• DIRECTIONS FOR THIS TASK:
Print the data verbatim. Leave every image out.

══ RAW DATA

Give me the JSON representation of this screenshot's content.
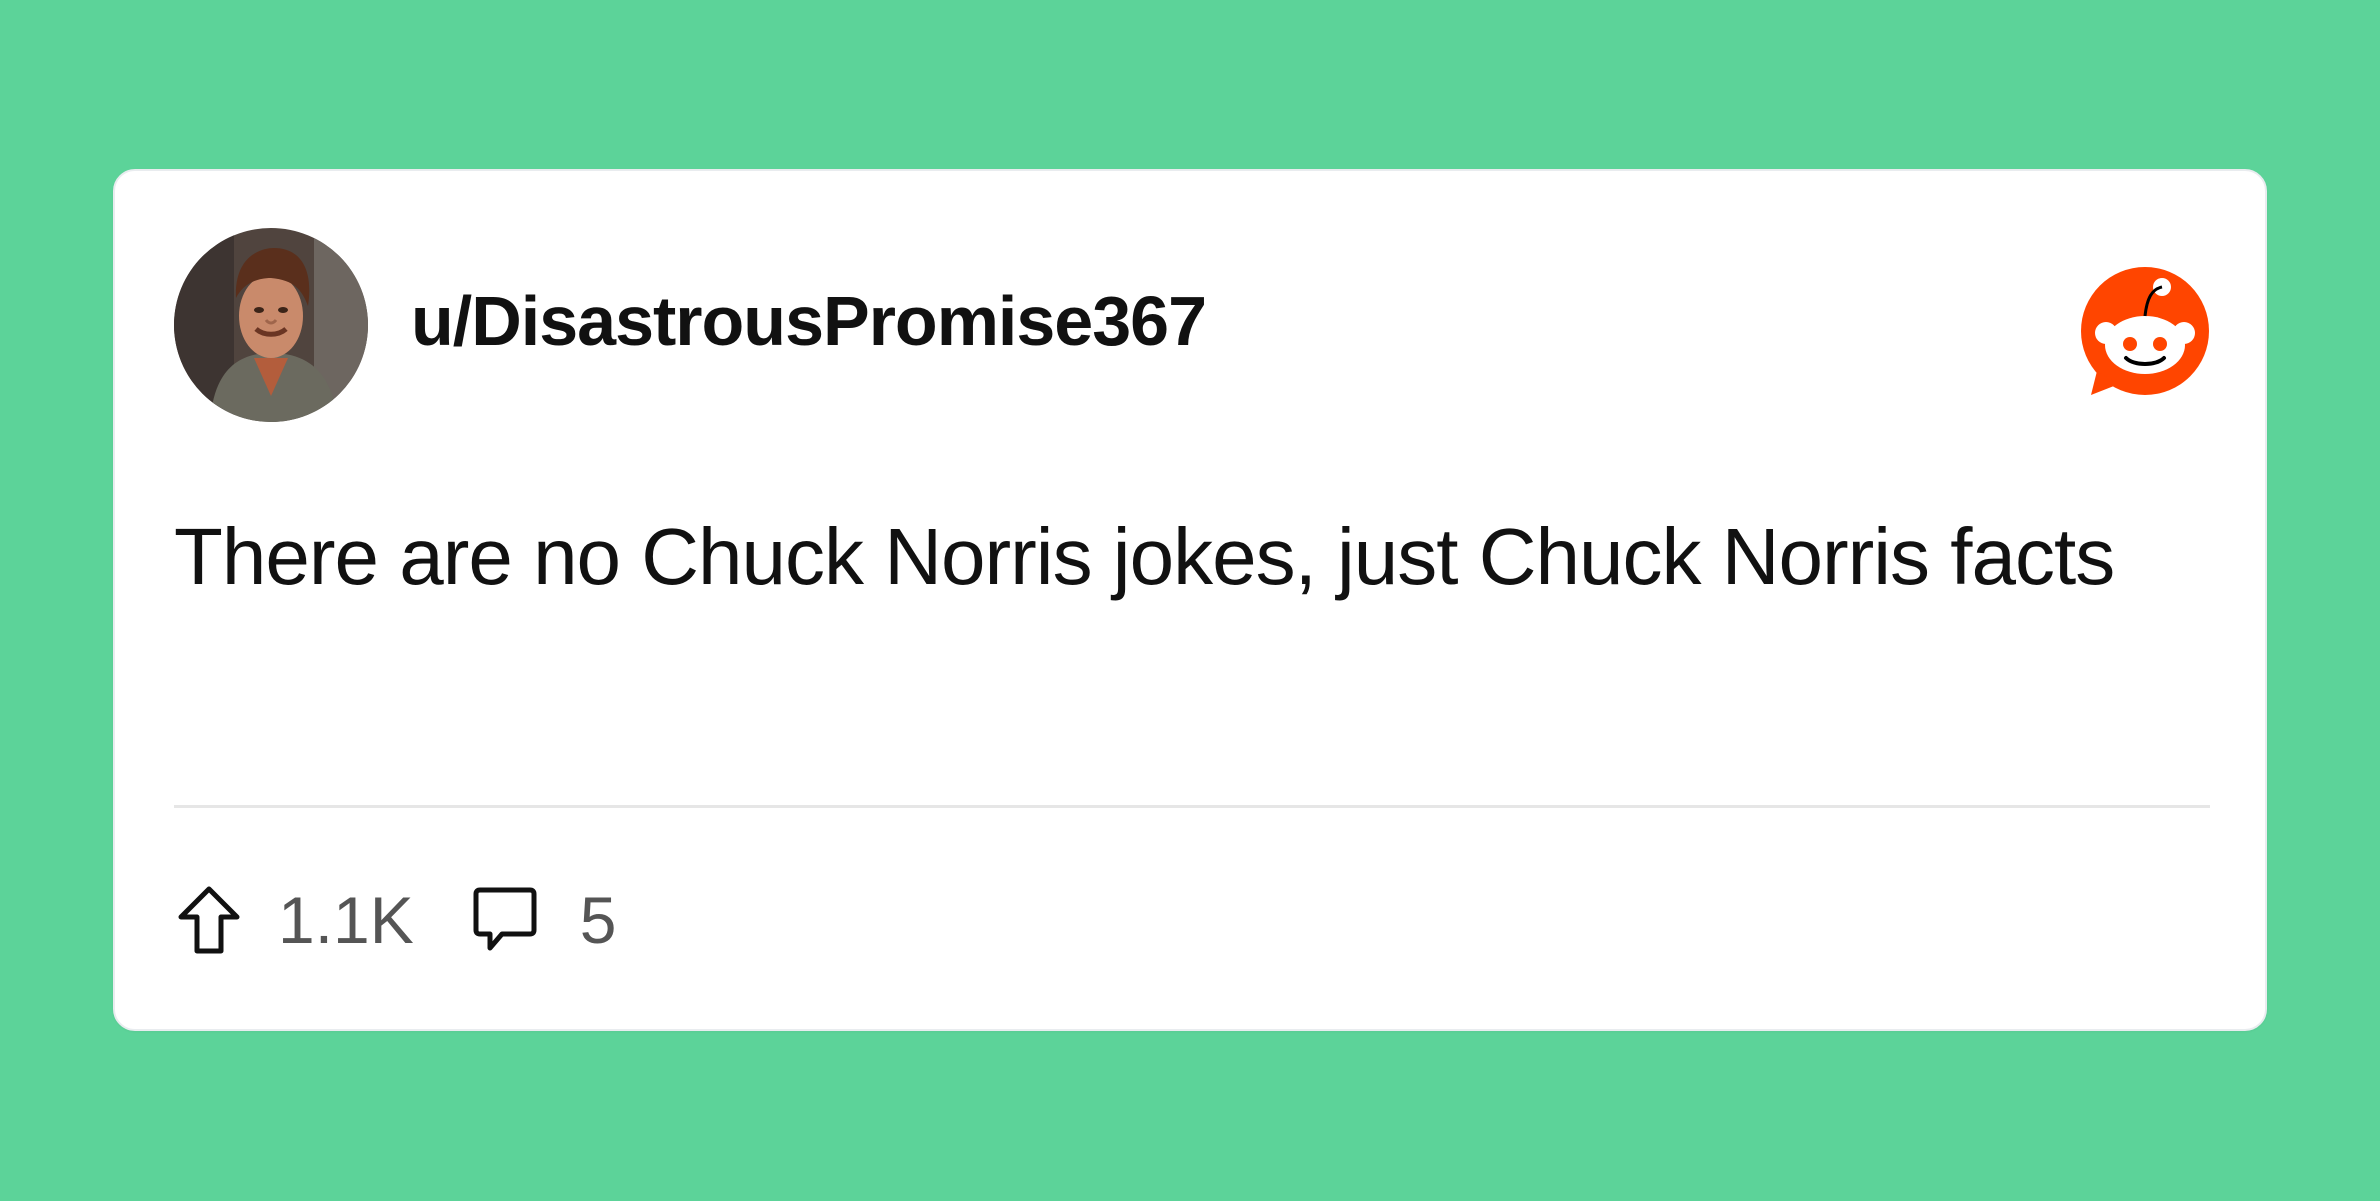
{
  "post": {
    "username": "u/DisastrousPromise367",
    "text": "There are no Chuck Norris jokes, just Chuck Norris facts",
    "upvotes": "1.1K",
    "comments": "5"
  },
  "icons": {
    "avatar": "avatar-photo",
    "logo": "reddit-logo-icon",
    "upvote": "upvote-arrow-icon",
    "comment": "comment-bubble-icon"
  },
  "colors": {
    "background": "#5cd399",
    "card": "#ffffff",
    "reddit_orange": "#ff4500",
    "text": "#111111",
    "muted_text": "#555555",
    "divider": "#e6e6e6"
  }
}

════

• YOUR SOLUTION:
Give me the JSON representation of this screenshot's content.
{
  "post": {
    "username": "u/DisastrousPromise367",
    "text": "There are no Chuck Norris jokes, just Chuck Norris facts",
    "upvotes": "1.1K",
    "comments": "5"
  },
  "icons": {
    "avatar": "avatar-photo",
    "logo": "reddit-logo-icon",
    "upvote": "upvote-arrow-icon",
    "comment": "comment-bubble-icon"
  },
  "colors": {
    "background": "#5cd399",
    "card": "#ffffff",
    "reddit_orange": "#ff4500",
    "text": "#111111",
    "muted_text": "#555555",
    "divider": "#e6e6e6"
  }
}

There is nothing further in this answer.